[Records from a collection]
....
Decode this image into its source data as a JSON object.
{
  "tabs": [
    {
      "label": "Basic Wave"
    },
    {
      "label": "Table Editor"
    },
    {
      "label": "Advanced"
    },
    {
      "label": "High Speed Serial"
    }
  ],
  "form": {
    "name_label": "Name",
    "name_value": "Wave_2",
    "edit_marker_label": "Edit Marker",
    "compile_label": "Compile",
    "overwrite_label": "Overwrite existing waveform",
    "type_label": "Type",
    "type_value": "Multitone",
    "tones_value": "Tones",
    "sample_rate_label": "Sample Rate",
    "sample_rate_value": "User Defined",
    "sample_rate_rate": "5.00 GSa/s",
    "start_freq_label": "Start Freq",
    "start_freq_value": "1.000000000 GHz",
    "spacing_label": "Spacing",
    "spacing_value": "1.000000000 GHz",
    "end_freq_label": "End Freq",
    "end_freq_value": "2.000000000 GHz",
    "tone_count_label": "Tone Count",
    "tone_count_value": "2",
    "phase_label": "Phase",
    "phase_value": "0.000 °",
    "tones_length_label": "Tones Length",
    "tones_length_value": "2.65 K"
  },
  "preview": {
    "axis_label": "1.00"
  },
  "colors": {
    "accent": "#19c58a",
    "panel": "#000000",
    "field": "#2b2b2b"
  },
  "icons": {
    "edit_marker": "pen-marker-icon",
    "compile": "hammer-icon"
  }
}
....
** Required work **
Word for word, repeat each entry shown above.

** Response **
Decode this image into its source data as a JSON object.
{
  "tabs": [
    {
      "label": "Basic Wave"
    },
    {
      "label": "Table Editor"
    },
    {
      "label": "Advanced"
    },
    {
      "label": "High Speed Serial"
    }
  ],
  "form": {
    "name_label": "Name",
    "name_value": "Wave_2",
    "edit_marker_label": "Edit Marker",
    "compile_label": "Compile",
    "overwrite_label": "Overwrite existing waveform",
    "type_label": "Type",
    "type_value": "Multitone",
    "tones_value": "Tones",
    "sample_rate_label": "Sample Rate",
    "sample_rate_value": "User Defined",
    "sample_rate_rate": "5.00 GSa/s",
    "start_freq_label": "Start Freq",
    "start_freq_value": "1.000000000 GHz",
    "spacing_label": "Spacing",
    "spacing_value": "1.000000000 GHz",
    "end_freq_label": "End Freq",
    "end_freq_value": "2.000000000 GHz",
    "tone_count_label": "Tone Count",
    "tone_count_value": "2",
    "phase_label": "Phase",
    "phase_value": "0.000 °",
    "tones_length_label": "Tones Length",
    "tones_length_value": "2.65 K"
  },
  "preview": {
    "axis_label": "1.00"
  },
  "colors": {
    "accent": "#19c58a",
    "panel": "#000000",
    "field": "#2b2b2b"
  },
  "icons": {
    "edit_marker": "pen-marker-icon",
    "compile": "hammer-icon"
  }
}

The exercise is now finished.